Aim of the exercise.
Sift the listing for lines that hold the string "Forgot" and pull them out.

Supplied records.
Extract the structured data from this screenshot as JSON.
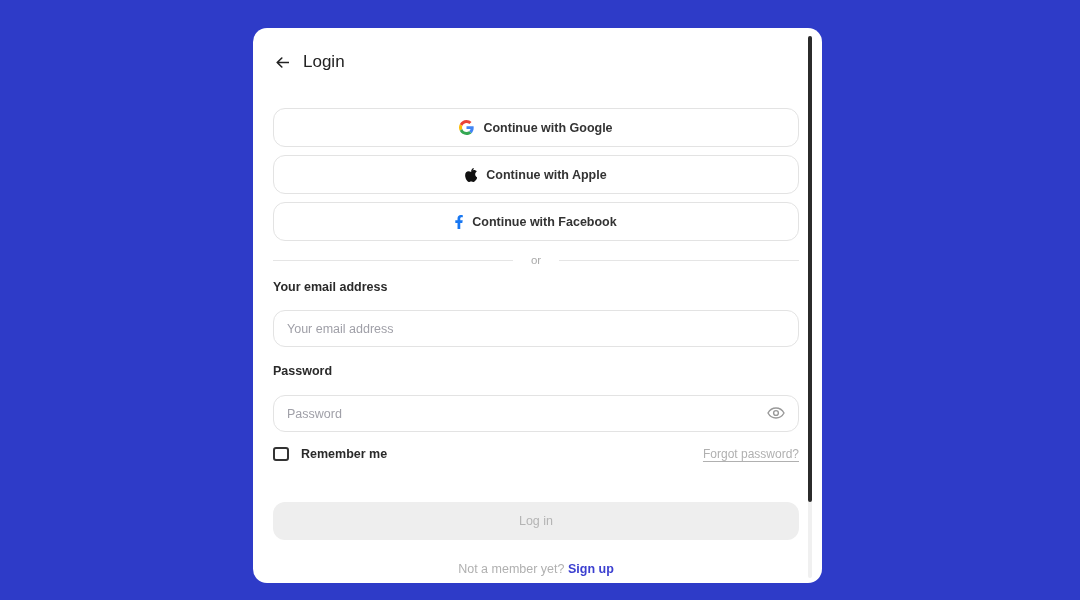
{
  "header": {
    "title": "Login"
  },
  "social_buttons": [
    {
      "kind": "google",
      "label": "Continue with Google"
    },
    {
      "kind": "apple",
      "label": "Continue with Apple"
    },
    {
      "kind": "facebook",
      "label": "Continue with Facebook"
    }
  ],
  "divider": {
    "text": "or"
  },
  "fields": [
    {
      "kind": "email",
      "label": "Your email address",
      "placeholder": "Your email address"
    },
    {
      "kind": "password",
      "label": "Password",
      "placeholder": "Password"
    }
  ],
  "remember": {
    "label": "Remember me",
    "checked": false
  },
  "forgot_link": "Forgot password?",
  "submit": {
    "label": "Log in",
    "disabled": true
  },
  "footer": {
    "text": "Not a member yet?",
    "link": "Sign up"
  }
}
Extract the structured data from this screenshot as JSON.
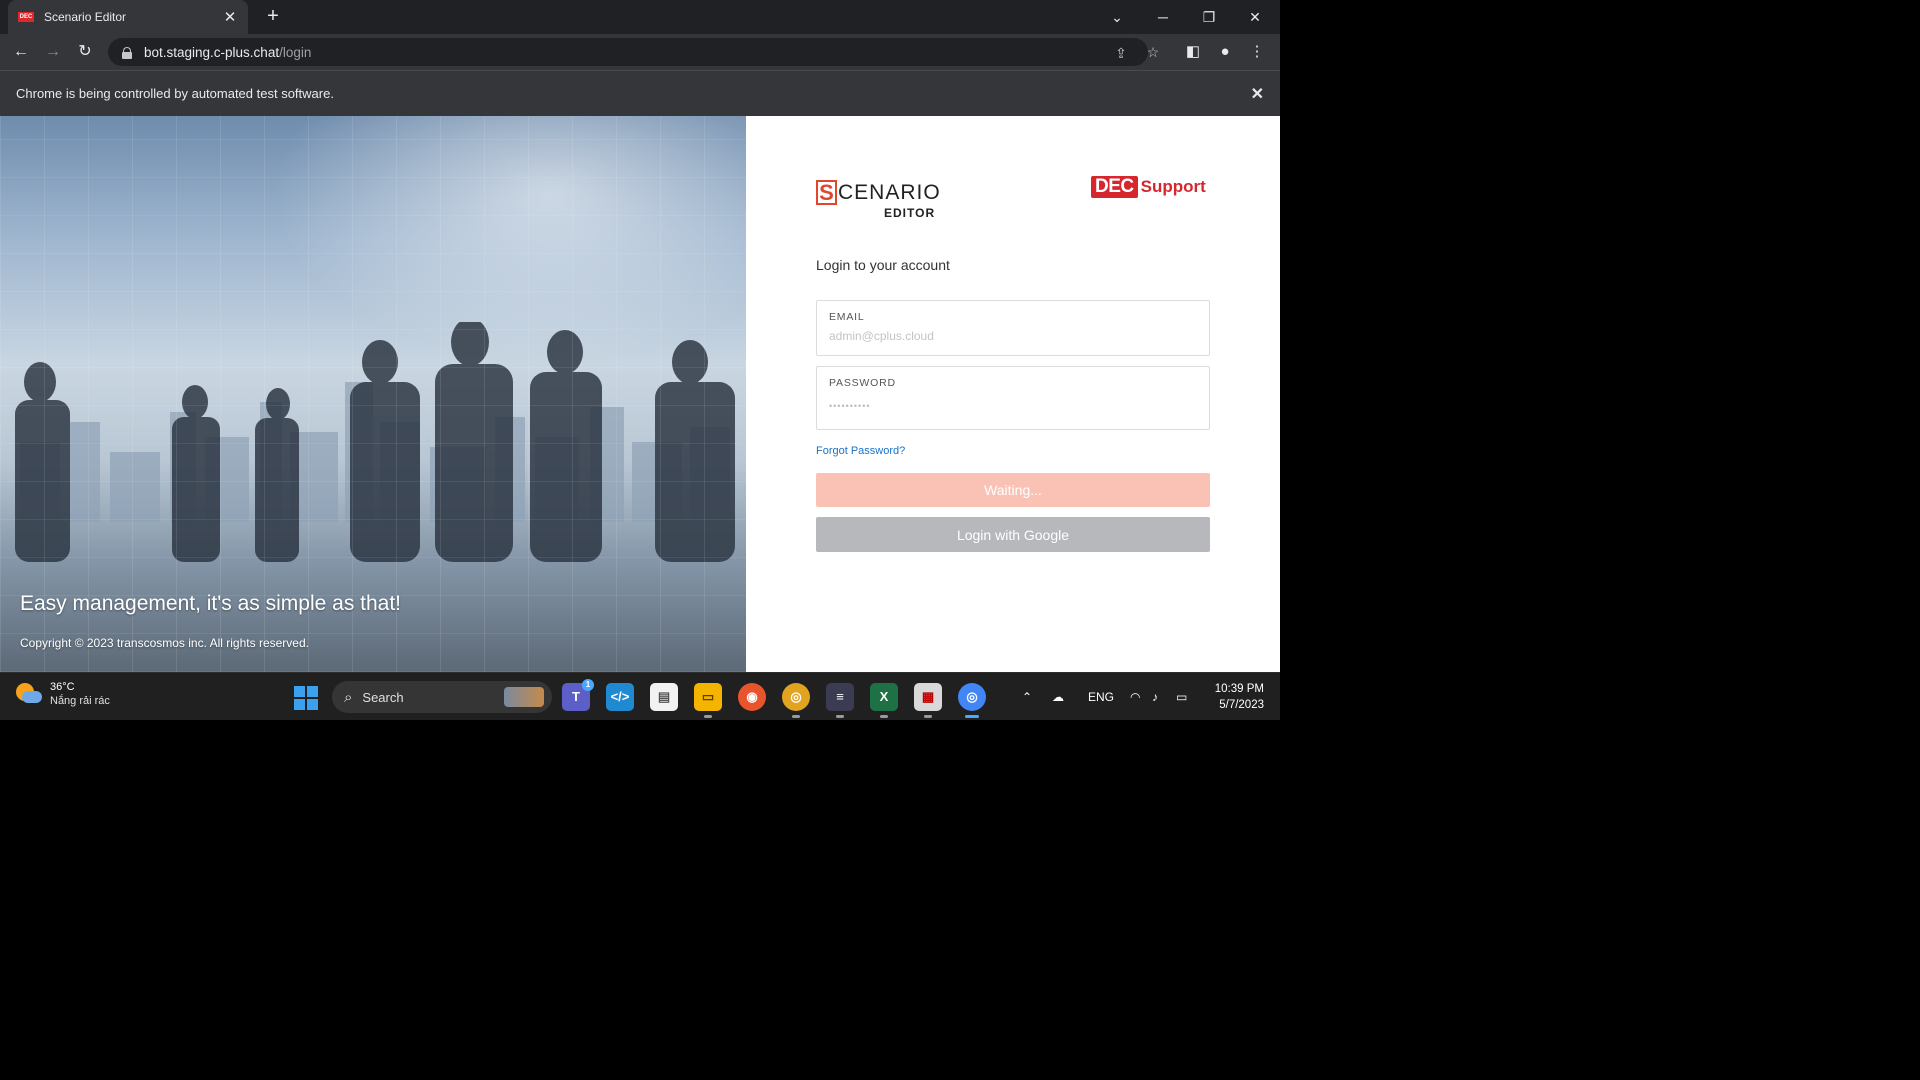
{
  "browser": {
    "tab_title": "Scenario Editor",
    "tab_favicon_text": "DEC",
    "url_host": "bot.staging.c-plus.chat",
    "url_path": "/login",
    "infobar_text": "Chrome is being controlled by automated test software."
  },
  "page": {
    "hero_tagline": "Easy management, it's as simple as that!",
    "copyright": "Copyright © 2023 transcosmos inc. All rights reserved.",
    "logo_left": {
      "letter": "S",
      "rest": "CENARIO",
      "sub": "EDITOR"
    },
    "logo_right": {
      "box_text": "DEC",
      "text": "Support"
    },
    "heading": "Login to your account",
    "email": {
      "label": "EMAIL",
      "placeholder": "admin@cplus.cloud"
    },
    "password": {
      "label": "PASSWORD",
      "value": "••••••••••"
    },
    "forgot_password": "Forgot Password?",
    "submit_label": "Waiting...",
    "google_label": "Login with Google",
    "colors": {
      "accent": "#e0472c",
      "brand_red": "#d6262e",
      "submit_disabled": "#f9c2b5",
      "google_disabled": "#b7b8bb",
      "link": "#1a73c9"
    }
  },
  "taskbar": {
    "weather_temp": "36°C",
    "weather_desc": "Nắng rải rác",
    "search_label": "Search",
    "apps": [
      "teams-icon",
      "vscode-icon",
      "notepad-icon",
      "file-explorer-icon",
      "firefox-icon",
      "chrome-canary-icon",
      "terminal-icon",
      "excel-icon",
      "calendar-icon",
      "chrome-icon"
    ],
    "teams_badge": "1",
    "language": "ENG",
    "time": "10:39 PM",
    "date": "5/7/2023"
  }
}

Solution to the problem.
  "forgot_link": "Forgot password?",
    "forgot_password": "Forgot Password?",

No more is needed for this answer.